Recently, we had someone leave Dream a Dream after a short-stint of one year. We were sad to let this person go. In just a year, this person had won our hearts with his humility, work ethic and commitment. He got a much better opportunity and we were delighted for him while we were sad to see him go.

However, one thing struck me about his exit and it was the way he left the organization. For me, it was one of the most remarkable transitions and exits I have ever come across. Here are a few things he did, that won my heart.

1. While, he had a compelling offer and they needed him to join at the earliest, he negotiated that he can only …

New Year Resolutions

I have never been the one for making New Year resolutions. However, this year I feel compelled to commit to a few and seek support  from the universe to make it happen.

1. Being - Spend time doing less and being more. Being available. Being present. Making time for reflection and thinking. Slowing down.

2. Write - I have this urge to write and write a lot and keep holding myself back. I give myself many reasons - I don't write well. What I want to say has already been said. Who will read it. etc. I want to worry less and write more - Be it blogs, opinion pieces or poetry. I aim to write 15 pieces this year.

3. Reconnect - Reconnect with family and friends. Rekindle old friendships, make time to catch-up. Reconnect with my team at Dream a Dream. Reconnect with teachers and young people and partners.

4. Read - I enjoy reading but don't read as much. I want to read 12 books this year.

5. Prioritise - Prioritise myself. Support my dad with some of his tasks. Get my finances in or…

It's not Poverty but lack of Life Skills

Poverty had never bothered him or his family. They lived within their means and lived with happiness. A family of four, both his parents worked. Father in a lathe factory and mother in a garment factory. He was in school and his sister was completing college. It was a frugal existence and a happy one. The family decided to take a small loan to support his sister's marriage. Both the parents had regular jobs so they were confident they will be able to repay it over time. Marriage was a simple and happy ceremony. 

Jacob was a bright student at school and loved by his teachers. He was a natural leader and took on many responsibilities in his school. He joined the Dream a Dream Life Skills Programmes through his school and thrived as he discovered his true potential. He also found his passion for Rugby through Dream a Dream and became one of the best Rugby players in the team. Rugby taught him resilience, discipline, looking out for each other, supporting his team mates and most import…

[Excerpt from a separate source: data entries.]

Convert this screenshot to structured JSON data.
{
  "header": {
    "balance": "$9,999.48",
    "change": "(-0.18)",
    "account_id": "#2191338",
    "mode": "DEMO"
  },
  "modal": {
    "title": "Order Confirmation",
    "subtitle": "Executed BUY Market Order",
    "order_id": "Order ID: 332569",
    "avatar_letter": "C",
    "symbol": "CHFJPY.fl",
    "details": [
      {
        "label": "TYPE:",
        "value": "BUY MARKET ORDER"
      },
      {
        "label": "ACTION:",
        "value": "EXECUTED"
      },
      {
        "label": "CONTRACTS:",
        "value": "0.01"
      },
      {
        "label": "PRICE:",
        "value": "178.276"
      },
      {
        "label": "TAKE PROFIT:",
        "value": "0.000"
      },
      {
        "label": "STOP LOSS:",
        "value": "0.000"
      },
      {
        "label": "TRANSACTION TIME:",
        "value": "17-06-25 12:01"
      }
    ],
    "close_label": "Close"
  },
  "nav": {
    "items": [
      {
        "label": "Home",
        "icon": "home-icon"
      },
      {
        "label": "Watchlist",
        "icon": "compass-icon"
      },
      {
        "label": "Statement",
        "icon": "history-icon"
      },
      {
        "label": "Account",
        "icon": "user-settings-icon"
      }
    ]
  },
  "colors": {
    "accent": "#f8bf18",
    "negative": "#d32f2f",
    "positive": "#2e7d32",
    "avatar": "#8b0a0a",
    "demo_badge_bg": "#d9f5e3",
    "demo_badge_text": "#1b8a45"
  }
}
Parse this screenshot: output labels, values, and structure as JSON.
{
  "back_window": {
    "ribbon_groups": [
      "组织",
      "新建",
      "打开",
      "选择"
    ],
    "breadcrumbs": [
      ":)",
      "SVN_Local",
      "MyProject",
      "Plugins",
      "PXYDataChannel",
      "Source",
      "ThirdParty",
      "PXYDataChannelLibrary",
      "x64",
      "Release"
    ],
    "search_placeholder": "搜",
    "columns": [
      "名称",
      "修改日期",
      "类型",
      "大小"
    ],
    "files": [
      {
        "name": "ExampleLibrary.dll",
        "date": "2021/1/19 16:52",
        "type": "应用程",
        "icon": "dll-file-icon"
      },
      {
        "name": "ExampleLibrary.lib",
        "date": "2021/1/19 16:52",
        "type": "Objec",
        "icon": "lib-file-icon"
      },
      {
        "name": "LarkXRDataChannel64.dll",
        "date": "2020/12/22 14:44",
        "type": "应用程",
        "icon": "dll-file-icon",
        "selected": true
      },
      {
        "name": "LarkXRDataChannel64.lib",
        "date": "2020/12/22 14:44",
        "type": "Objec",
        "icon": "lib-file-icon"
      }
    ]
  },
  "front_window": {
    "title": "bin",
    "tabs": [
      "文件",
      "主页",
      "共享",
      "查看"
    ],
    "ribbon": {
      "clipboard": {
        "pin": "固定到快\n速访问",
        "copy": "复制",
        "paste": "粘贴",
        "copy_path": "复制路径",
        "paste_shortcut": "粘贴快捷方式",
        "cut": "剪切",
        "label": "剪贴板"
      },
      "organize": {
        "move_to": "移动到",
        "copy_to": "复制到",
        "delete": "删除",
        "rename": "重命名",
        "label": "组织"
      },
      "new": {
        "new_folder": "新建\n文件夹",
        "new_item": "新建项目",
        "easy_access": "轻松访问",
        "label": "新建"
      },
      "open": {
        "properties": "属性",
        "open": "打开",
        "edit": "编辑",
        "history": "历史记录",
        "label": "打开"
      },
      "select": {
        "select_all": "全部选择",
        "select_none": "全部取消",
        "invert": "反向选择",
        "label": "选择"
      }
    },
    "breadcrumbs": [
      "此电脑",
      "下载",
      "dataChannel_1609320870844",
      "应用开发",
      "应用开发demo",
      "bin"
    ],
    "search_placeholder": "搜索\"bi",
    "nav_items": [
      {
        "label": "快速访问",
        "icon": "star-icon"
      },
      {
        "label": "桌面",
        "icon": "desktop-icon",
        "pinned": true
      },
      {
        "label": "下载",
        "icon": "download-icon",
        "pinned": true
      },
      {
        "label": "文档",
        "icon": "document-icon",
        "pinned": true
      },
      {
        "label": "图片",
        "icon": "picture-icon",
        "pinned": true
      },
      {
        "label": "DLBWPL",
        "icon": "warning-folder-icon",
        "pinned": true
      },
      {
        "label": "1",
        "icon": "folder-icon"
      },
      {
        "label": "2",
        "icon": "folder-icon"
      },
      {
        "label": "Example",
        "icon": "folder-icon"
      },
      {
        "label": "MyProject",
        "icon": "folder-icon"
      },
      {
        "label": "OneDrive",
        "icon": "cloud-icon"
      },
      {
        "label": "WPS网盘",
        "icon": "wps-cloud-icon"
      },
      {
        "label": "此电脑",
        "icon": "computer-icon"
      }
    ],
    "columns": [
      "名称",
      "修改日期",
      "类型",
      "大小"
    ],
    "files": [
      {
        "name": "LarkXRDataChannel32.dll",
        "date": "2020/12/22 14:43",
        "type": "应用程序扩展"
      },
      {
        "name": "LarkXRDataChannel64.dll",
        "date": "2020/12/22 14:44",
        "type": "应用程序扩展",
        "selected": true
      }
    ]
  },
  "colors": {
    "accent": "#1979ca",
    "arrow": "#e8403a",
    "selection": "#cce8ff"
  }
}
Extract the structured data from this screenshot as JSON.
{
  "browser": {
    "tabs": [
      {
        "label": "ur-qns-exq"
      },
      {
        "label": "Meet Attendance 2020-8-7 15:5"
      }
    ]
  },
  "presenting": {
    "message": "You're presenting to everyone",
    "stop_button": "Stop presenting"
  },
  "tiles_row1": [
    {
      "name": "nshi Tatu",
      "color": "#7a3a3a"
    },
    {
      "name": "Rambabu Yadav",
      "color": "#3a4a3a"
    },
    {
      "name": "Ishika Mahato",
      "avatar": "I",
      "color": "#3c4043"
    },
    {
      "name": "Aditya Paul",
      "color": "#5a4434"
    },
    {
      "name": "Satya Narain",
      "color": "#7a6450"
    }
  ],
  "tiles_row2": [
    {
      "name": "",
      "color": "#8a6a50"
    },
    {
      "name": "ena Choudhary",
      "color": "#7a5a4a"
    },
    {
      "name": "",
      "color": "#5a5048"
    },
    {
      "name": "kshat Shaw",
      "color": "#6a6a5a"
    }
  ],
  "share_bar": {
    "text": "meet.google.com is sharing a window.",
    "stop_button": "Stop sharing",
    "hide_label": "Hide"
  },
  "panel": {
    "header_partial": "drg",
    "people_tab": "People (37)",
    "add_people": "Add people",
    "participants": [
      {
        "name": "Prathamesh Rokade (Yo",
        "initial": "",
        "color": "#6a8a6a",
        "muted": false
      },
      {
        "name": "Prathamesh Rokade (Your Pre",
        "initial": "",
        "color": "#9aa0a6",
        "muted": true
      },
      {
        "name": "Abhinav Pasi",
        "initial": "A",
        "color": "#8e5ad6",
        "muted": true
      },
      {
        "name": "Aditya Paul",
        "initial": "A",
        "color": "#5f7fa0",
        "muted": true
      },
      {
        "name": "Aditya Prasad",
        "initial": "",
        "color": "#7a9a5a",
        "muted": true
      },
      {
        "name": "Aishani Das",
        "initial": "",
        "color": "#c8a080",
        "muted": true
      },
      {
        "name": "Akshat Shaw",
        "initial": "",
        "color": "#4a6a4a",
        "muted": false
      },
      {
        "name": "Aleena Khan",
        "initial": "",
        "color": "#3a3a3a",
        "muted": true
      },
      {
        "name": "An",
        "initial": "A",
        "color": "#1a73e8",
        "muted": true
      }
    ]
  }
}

Holding Space for Failure

She was young, feisty, confident and all of 14. Rare traits in young people that come from adversity. She shone through the first two days of the camp like she belonged here. The nurturing environment fueled her creative confidence and helped her achieve new milestones. Her learning edge was challenged and she always loved a good challenge. 


Day 3 is usually a Youth Led Day at camp where young people are encouraged to lead workshops for their peers. She signed up to lead an art workshop. Known for her discipline, she prepared well. She had thought through her workshop, played it over many times in her head. She felt confident and was positive that she will sail through. 
The workshop tanked. She lost her confidence when she fumbled through her instructions. She struggled with some steps and it became all chaotic and messy. She lost her composure and just about managed to complete the allotted time. However, she saw something strange. No one left her workshop or abandoned her. No one sne…